Are Public Transit Authorities Across Ontario All Annually Holding These Mandatory Public Forums for Public Transit Riders with Disabilities?
Accessibility for Ontarians with Disabilities Act Alliance Update United for a Barrier-Free Ontario for All People with Disabilities
September 13, 2016
Company vows to step up training on accessibility after repeated complaints that drivers refused to lower bus Laurie Monsebraaten
The Toronto Star , Sept. 12, 2016
A retired Toronto teacher who has severe arthritis in her knees and leans heavily on two canes to get around says she has been given a rough ride by surly Greyhound drivers who “embarrassed” and “humiliated” her when she asked for help to board the bus.
ACCESSIBILITY FOR ONTARIANS WITH DISABILITIES ACT ALLIANCE
NEWS RELEASE FOR IMMEDIATE RELEASE
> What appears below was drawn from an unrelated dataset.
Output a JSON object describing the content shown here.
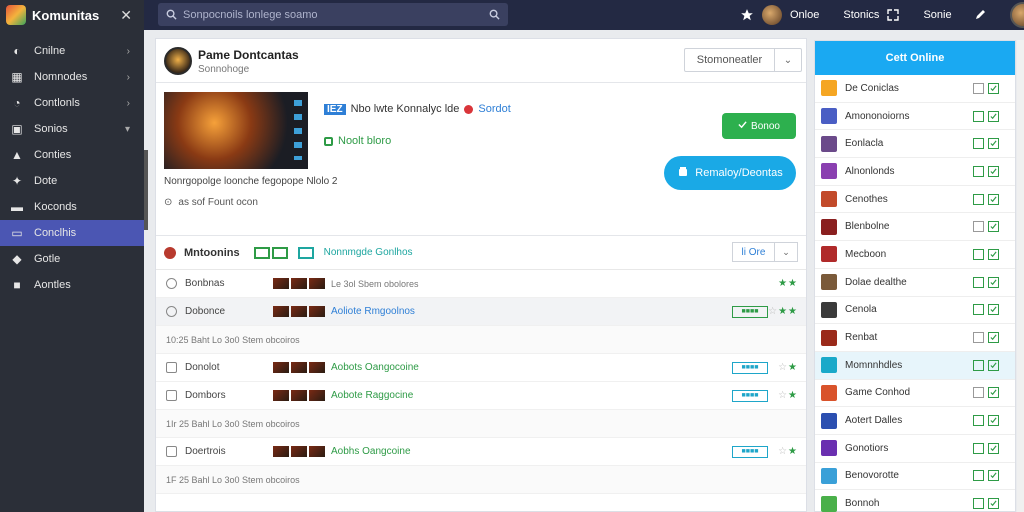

September 12, 2016 Toronto: The Wynne Government’s new Throne Speech, read at Queen’s Park this afternoon, offers 1.8 million Ontarians with disabilities absolutely nothing new, as a point-by-point analysis, set out below, shows.
Insurance Board’s Push to Get Accident Victims Back to Work Quickly Can Backfire, Critics Say Sara Mojtehedzadeh
The Toronto Star , Sept. 12, 2016
On a snowy, slippery day in December 2013, Hamilton resident Jeannie Howe struck her head and injured her back in a workplace fall.
Eight weeks later, she was back on the job. She was at least happy to get out of the house, but she remained groggy and suffered from “constant headaches.”